> EXTRACTED ENTRIES
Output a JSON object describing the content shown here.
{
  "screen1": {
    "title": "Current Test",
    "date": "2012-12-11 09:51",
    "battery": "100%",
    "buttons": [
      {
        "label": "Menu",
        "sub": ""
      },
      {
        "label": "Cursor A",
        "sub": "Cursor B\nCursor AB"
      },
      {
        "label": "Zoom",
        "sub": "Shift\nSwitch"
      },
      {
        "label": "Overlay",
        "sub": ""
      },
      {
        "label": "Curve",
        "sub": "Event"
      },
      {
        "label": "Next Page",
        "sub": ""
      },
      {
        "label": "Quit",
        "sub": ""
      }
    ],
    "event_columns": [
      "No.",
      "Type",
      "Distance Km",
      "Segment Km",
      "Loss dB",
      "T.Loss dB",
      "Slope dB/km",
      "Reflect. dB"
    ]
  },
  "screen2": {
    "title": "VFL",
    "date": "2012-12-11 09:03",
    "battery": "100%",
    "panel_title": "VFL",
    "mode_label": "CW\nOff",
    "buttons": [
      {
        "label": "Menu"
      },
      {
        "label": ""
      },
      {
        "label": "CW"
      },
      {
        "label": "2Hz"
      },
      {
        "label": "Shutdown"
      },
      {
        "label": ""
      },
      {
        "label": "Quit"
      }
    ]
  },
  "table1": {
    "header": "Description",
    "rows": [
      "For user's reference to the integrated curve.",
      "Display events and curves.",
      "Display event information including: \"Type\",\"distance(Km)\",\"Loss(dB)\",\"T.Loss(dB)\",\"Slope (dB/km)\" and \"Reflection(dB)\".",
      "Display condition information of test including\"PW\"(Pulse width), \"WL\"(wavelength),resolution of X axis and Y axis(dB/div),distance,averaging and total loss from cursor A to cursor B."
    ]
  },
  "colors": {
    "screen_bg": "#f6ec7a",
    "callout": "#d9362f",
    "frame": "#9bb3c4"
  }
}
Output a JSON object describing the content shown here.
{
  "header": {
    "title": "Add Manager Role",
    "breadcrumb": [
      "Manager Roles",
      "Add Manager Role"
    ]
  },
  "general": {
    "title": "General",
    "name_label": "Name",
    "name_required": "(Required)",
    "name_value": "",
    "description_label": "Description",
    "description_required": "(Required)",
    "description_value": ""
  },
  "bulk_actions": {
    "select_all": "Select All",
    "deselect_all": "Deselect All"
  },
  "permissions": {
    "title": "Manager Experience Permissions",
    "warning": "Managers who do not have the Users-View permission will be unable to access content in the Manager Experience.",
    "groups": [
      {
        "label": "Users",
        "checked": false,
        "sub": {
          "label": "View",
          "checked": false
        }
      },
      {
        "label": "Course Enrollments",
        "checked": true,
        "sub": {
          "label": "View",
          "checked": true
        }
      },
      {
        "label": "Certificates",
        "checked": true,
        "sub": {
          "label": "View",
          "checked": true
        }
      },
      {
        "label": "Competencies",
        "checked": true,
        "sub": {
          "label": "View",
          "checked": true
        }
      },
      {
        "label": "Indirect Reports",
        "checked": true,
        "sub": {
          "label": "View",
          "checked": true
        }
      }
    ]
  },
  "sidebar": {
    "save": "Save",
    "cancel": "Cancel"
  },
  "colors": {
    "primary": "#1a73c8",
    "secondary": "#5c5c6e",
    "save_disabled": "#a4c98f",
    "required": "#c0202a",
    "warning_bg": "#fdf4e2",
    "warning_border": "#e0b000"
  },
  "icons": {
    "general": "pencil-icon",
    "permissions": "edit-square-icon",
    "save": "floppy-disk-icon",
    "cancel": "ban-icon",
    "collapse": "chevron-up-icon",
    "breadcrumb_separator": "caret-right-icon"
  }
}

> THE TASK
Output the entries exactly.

> RESPONSE
Output a JSON object describing the content shown here.
{
  "screen1": {
    "title": "Current Test",
    "date": "2012-12-11 09:51",
    "battery": "100%",
    "buttons": [
      {
        "label": "Menu",
        "sub": ""
      },
      {
        "label": "Cursor A",
        "sub": "Cursor B\nCursor AB"
      },
      {
        "label": "Zoom",
        "sub": "Shift\nSwitch"
      },
      {
        "label": "Overlay",
        "sub": ""
      },
      {
        "label": "Curve",
        "sub": "Event"
      },
      {
        "label": "Next Page",
        "sub": ""
      },
      {
        "label": "Quit",
        "sub": ""
      }
    ],
    "event_columns": [
      "No.",
      "Type",
      "Distance Km",
      "Segment Km",
      "Loss dB",
      "T.Loss dB",
      "Slope dB/km",
      "Reflect. dB"
    ]
  },
  "screen2": {
    "title": "VFL",
    "date": "2012-12-11 09:03",
    "battery": "100%",
    "panel_title": "VFL",
    "mode_label": "CW\nOff",
    "buttons": [
      {
        "label": "Menu"
      },
      {
        "label": ""
      },
      {
        "label": "CW"
      },
      {
        "label": "2Hz"
      },
      {
        "label": "Shutdown"
      },
      {
        "label": ""
      },
      {
        "label": "Quit"
      }
    ]
  },
  "table1": {
    "header": "Description",
    "rows": [
      "For user's reference to the integrated curve.",
      "Display events and curves.",
      "Display event information including: \"Type\",\"distance(Km)\",\"Loss(dB)\",\"T.Loss(dB)\",\"Slope (dB/km)\" and \"Reflection(dB)\".",
      "Display condition information of test including\"PW\"(Pulse width), \"WL\"(wavelength),resolution of X axis and Y axis(dB/div),distance,averaging and total loss from cursor A to cursor B."
    ]
  },
  "colors": {
    "screen_bg": "#f6ec7a",
    "callout": "#d9362f",
    "frame": "#9bb3c4"
  }
}
Output a JSON object describing the content shown here.
{
  "header": {
    "title": "Add Manager Role",
    "breadcrumb": [
      "Manager Roles",
      "Add Manager Role"
    ]
  },
  "general": {
    "title": "General",
    "name_label": "Name",
    "name_required": "(Required)",
    "name_value": "",
    "description_label": "Description",
    "description_required": "(Required)",
    "description_value": ""
  },
  "bulk_actions": {
    "select_all": "Select All",
    "deselect_all": "Deselect All"
  },
  "permissions": {
    "title": "Manager Experience Permissions",
    "warning": "Managers who do not have the Users-View permission will be unable to access content in the Manager Experience.",
    "groups": [
      {
        "label": "Users",
        "checked": false,
        "sub": {
          "label": "View",
          "checked": false
        }
      },
      {
        "label": "Course Enrollments",
        "checked": true,
        "sub": {
          "label": "View",
          "checked": true
        }
      },
      {
        "label": "Certificates",
        "checked": true,
        "sub": {
          "label": "View",
          "checked": true
        }
      },
      {
        "label": "Competencies",
        "checked": true,
        "sub": {
          "label": "View",
          "checked": true
        }
      },
      {
        "label": "Indirect Reports",
        "checked": true,
        "sub": {
          "label": "View",
          "checked": true
        }
      }
    ]
  },
  "sidebar": {
    "save": "Save",
    "cancel": "Cancel"
  },
  "colors": {
    "primary": "#1a73c8",
    "secondary": "#5c5c6e",
    "save_disabled": "#a4c98f",
    "required": "#c0202a",
    "warning_bg": "#fdf4e2",
    "warning_border": "#e0b000"
  },
  "icons": {
    "general": "pencil-icon",
    "permissions": "edit-square-icon",
    "save": "floppy-disk-icon",
    "cancel": "ban-icon",
    "collapse": "chevron-up-icon",
    "breadcrumb_separator": "caret-right-icon"
  }
}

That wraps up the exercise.